* Exercise aim *
Count, in the data that follows, every line with the string "Summary", and give that count as the whole reply.

*** Material supplied Section Begins ***

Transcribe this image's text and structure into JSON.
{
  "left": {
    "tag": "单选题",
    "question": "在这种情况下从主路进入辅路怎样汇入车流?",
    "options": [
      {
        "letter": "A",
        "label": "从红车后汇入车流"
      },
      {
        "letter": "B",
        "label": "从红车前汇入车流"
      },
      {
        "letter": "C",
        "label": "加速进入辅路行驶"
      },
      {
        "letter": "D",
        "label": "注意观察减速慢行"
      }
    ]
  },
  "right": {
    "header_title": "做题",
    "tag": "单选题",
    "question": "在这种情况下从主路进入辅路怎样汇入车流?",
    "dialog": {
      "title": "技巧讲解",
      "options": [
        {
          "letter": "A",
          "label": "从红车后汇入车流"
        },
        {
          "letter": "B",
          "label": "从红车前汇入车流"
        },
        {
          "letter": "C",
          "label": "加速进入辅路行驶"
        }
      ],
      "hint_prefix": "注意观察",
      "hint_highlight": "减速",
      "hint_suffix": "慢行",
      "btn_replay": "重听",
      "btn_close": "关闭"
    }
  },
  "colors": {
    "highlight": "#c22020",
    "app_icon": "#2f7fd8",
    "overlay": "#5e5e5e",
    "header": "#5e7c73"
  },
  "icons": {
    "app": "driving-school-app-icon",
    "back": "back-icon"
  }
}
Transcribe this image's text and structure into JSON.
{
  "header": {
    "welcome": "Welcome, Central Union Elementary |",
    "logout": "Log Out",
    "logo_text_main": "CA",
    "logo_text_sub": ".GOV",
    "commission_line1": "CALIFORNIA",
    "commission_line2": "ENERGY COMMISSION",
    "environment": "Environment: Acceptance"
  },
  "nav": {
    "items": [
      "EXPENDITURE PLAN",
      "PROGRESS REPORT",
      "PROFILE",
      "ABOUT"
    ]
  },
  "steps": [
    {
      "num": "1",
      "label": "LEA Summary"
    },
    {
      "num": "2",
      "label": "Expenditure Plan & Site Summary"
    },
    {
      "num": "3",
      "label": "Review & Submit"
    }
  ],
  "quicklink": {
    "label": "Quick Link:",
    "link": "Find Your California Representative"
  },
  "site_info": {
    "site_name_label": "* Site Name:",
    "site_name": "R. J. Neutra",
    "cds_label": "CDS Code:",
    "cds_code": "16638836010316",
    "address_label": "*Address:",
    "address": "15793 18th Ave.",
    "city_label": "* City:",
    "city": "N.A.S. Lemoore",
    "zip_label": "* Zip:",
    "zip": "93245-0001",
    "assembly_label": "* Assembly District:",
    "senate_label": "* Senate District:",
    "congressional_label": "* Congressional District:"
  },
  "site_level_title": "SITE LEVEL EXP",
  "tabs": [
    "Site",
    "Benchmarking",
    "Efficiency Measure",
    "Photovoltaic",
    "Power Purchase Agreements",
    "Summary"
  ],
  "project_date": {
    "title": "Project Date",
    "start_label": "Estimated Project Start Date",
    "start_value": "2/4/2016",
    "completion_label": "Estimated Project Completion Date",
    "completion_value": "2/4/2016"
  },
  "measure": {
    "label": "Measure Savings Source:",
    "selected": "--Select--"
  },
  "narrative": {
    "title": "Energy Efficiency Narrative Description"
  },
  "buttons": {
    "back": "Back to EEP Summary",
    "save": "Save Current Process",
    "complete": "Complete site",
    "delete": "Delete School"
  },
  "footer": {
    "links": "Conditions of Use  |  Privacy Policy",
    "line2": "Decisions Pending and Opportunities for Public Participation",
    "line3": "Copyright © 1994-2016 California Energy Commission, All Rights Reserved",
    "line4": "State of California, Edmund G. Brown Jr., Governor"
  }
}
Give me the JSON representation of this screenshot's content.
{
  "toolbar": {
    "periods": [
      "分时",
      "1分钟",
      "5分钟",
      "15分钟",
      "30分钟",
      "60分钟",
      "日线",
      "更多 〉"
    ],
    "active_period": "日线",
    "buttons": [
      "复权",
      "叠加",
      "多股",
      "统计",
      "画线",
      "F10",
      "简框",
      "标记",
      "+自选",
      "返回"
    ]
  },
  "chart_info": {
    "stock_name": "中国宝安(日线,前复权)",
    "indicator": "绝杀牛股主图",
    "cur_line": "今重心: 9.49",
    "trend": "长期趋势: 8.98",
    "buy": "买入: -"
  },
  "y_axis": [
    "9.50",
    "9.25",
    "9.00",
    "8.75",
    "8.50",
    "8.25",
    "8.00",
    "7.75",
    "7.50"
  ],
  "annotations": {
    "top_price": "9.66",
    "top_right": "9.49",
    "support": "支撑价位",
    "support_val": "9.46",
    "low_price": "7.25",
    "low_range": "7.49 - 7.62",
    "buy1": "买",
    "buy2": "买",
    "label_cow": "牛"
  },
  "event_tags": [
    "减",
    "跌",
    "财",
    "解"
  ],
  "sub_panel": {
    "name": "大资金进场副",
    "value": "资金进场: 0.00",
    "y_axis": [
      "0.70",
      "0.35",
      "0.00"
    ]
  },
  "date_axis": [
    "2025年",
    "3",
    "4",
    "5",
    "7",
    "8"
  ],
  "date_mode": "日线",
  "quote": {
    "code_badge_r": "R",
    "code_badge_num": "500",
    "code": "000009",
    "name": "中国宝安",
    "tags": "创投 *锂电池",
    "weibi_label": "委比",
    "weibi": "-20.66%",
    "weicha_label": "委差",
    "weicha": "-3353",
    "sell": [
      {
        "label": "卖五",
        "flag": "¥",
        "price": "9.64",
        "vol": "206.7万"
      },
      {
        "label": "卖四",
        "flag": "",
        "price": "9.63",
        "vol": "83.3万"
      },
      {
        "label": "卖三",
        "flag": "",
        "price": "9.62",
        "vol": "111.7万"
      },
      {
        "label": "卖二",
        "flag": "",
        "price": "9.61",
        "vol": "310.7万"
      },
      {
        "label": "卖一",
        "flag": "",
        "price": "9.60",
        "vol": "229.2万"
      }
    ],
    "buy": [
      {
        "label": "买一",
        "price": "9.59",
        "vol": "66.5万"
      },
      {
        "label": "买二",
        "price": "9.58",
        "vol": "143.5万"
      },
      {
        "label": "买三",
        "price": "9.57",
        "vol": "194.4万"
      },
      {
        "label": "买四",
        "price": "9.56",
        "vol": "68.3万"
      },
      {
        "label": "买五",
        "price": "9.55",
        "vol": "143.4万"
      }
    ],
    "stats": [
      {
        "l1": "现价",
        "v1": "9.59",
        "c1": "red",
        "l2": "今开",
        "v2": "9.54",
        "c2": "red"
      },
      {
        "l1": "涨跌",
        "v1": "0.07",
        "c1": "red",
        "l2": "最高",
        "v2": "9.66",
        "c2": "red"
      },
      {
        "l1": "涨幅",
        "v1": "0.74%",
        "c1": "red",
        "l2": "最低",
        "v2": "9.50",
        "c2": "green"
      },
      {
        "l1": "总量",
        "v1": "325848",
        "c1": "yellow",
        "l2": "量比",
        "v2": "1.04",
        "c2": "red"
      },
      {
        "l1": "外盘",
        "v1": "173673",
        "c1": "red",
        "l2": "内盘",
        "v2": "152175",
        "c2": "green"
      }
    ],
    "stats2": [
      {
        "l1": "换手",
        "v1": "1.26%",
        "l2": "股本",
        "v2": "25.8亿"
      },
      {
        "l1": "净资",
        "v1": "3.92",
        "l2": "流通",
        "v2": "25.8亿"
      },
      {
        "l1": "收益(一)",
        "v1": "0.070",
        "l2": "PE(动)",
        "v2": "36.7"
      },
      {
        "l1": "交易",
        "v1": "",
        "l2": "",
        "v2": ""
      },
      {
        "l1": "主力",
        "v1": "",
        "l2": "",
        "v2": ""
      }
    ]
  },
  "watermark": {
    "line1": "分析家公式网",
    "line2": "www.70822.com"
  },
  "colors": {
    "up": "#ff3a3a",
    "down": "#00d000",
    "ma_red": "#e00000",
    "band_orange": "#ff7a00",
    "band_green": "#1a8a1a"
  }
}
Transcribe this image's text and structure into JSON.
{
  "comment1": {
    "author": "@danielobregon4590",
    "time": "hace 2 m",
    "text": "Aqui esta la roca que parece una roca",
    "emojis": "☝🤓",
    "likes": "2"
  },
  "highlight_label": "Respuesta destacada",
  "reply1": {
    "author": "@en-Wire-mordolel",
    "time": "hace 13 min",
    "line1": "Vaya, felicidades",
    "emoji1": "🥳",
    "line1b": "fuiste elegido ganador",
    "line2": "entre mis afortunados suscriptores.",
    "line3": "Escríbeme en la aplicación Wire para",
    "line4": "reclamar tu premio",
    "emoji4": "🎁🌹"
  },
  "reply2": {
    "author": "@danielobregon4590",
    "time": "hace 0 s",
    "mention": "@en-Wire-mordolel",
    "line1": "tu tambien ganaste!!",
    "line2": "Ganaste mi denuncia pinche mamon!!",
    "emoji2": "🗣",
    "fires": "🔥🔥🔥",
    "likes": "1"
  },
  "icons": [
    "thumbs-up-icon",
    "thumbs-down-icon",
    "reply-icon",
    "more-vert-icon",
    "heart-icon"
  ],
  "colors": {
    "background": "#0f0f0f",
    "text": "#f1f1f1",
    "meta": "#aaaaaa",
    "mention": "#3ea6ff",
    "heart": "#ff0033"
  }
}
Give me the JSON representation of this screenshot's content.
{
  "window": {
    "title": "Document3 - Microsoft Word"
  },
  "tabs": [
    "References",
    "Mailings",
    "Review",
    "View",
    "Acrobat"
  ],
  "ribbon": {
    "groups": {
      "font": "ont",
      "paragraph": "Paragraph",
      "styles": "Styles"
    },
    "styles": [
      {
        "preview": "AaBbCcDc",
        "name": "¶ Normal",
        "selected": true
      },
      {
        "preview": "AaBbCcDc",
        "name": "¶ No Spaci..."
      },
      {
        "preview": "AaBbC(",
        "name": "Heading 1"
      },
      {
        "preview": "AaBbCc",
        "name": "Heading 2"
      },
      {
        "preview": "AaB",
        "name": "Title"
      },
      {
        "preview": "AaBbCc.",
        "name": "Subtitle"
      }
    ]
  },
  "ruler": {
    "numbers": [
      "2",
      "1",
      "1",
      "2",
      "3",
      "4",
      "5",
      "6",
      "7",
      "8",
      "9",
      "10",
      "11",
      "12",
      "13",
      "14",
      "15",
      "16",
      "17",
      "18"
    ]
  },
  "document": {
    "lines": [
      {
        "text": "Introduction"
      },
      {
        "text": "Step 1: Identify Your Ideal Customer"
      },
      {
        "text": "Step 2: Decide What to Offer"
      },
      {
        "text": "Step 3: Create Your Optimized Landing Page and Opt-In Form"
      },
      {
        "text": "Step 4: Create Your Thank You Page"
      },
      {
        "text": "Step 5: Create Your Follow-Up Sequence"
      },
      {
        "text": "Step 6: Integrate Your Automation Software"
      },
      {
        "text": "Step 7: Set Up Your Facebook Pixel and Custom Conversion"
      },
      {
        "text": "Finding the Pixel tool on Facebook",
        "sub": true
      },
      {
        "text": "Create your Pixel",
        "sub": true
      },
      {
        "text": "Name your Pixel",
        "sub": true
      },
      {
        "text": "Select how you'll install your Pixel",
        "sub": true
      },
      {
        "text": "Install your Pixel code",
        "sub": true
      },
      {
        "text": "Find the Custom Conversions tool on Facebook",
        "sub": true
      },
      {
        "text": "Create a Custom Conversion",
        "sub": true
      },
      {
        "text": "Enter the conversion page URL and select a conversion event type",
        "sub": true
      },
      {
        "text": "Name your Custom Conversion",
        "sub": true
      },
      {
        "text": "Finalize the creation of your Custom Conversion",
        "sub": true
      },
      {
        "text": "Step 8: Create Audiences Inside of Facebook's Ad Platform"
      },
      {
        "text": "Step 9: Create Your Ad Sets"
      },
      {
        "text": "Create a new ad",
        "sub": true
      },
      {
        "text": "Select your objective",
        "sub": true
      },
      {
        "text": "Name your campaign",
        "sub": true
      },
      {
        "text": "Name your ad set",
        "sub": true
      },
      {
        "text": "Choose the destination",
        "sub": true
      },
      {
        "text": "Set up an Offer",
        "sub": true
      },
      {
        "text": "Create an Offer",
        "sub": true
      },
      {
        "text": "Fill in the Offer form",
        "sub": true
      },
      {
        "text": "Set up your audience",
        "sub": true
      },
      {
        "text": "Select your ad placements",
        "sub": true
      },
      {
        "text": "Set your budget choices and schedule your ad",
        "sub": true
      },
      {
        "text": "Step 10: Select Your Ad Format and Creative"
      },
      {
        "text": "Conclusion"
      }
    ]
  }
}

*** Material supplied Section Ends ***

* Task solution *
4